No more excuses.  You have to make the time.  It's like going to the gym.  The hardest part is going -- once in the zone, you're fine and excited.  Same with writing.  You have to start.  So keeping a journal was a good idea because I could mark off how much I wrote that day: 2 hours, 3 hours, 30 minutes.  At the end of the week, I could flip the pages and see what I'd accomplished in black and white.

Another trick -- I told friends I was writing a book.  Why?  Accountability.  If you put it out there, you better back it up.  There will be that one friend who asks months later, "So how's that book you were writing?"  You'll feel wonderful if you can say "I'm half way done.  Or, it's finished."

Every artist faces resistance.  One of my favorite writers is Steven Pressfield (The War of Art).  He's written tons of novels, but also short non fiction books about writing.  He says resistance shadows every artist.  The muse is strong, but the shadow of resistance is stronger some days -- she'll tempt you by saying, "Who do you think you are to write a book?  Who's gonna read that?  You're wasting your time?"
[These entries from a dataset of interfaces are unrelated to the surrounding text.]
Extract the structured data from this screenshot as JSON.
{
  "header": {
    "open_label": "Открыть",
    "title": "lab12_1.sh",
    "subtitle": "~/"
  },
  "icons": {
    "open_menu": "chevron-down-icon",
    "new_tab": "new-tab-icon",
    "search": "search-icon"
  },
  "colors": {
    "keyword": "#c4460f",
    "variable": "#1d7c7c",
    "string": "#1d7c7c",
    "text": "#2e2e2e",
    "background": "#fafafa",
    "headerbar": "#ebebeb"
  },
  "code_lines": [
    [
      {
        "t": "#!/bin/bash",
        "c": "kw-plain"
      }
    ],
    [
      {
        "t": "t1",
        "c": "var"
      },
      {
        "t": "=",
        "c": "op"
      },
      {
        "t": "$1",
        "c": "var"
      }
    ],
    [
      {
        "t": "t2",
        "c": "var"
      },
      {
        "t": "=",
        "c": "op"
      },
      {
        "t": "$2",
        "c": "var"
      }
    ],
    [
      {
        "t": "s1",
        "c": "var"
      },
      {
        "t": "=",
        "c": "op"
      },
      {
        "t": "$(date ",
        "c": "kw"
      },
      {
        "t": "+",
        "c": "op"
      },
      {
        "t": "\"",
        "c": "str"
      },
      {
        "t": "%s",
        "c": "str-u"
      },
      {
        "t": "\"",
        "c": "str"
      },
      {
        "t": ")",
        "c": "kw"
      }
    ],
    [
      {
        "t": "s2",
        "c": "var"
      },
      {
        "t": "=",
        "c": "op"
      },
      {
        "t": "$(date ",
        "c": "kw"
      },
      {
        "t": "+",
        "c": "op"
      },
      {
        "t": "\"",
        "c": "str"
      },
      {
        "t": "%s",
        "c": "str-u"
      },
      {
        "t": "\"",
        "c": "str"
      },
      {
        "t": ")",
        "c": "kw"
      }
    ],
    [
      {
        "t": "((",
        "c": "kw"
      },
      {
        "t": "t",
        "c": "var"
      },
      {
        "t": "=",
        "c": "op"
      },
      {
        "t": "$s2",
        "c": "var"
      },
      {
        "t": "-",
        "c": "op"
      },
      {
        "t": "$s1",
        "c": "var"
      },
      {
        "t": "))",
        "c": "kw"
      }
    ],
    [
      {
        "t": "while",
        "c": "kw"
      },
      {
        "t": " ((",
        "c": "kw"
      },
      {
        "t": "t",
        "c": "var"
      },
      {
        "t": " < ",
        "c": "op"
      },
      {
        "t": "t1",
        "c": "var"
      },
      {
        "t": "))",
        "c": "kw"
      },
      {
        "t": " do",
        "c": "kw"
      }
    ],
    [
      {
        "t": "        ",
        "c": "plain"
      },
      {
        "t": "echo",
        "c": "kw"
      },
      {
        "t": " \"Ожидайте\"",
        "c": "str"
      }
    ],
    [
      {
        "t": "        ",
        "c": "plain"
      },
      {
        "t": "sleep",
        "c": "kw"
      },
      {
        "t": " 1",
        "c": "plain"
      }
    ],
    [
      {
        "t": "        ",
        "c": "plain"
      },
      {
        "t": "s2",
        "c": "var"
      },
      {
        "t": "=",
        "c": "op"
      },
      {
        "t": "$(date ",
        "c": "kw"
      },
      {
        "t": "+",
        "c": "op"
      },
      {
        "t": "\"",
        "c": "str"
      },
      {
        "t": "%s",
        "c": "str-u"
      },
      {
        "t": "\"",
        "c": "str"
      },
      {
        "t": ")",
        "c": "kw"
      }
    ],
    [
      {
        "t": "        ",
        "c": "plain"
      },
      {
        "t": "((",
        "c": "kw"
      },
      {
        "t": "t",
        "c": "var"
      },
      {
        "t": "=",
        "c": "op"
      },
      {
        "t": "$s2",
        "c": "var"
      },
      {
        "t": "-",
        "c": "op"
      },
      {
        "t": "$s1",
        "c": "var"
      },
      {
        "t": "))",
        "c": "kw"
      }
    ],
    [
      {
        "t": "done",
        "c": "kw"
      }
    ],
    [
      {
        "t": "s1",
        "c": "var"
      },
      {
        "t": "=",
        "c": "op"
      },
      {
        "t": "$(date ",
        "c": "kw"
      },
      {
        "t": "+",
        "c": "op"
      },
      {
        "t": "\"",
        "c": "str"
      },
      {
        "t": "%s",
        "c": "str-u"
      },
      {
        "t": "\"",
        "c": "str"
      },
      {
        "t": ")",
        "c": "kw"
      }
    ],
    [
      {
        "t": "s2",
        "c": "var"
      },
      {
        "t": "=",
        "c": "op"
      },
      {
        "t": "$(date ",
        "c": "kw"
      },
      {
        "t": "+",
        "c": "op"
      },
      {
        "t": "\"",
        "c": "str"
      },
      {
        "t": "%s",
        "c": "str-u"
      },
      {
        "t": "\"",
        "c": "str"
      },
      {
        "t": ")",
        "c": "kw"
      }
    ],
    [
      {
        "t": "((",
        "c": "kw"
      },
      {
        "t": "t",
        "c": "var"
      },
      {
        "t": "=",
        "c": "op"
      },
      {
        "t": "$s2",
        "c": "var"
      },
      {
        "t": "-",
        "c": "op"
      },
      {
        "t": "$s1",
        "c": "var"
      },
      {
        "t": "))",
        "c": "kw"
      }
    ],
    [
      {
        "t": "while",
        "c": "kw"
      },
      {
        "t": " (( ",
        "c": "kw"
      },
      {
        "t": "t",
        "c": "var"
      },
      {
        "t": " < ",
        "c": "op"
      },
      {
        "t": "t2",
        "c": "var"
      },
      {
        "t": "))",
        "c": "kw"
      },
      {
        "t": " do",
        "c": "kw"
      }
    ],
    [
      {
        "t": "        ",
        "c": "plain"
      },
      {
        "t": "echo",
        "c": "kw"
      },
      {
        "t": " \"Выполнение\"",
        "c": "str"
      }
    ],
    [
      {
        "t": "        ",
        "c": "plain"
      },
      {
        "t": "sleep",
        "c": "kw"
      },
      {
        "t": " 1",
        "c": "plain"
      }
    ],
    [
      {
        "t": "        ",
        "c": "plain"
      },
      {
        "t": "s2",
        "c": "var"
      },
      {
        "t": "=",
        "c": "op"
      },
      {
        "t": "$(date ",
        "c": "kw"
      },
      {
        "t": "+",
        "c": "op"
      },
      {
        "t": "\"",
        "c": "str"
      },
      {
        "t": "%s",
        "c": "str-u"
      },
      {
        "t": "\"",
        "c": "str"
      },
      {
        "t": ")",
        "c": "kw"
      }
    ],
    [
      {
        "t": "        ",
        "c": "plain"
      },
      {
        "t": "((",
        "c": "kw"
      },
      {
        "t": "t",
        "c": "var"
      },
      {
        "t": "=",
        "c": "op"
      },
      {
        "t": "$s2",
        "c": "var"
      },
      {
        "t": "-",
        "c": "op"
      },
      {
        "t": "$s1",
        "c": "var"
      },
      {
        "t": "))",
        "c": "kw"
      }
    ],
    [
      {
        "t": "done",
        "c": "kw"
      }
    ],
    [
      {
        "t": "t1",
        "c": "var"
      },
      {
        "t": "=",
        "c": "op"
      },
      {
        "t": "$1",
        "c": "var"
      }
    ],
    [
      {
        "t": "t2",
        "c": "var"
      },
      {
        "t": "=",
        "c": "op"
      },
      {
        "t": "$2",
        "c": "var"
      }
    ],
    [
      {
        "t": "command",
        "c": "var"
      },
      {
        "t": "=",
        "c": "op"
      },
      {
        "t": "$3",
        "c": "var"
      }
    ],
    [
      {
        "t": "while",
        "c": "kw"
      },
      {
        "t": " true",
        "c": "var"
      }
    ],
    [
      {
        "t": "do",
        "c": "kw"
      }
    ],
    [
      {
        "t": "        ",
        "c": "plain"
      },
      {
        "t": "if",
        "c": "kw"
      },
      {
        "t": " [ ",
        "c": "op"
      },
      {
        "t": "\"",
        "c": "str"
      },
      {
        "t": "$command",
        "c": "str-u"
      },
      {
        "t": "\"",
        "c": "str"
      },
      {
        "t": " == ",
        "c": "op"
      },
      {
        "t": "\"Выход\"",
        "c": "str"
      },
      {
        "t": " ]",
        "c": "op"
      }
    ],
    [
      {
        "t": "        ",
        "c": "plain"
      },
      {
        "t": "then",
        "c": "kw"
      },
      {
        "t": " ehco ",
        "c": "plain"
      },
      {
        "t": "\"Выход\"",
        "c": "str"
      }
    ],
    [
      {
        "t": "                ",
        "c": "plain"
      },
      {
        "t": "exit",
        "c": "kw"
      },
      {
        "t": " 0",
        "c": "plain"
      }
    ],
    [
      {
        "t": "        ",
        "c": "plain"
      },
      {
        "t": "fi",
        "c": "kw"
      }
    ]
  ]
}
Sound familiar?  Ignore the resistance.  Hear it and keep working anyway.  Don't let any judgments discourage you from the work ahead.

Be professional in tackling your project.  Block out time for it.  Put it on your calendar.  Prepare your place to create.  Just do it.  Sit down and work.  You'll see the pages piling up in time.  Paragraphs turn into chapters.  Chapters turn into a book.

Nobody said writing would be a breeze.  That's why most people quit.  They have unfinished novels, scripts and poems on their desktops or tucked away in drawers.
Be brave.  Take small steps and you'll be publishing your first book in no time.

From the Ground Up is available for sale on  Order your copy here.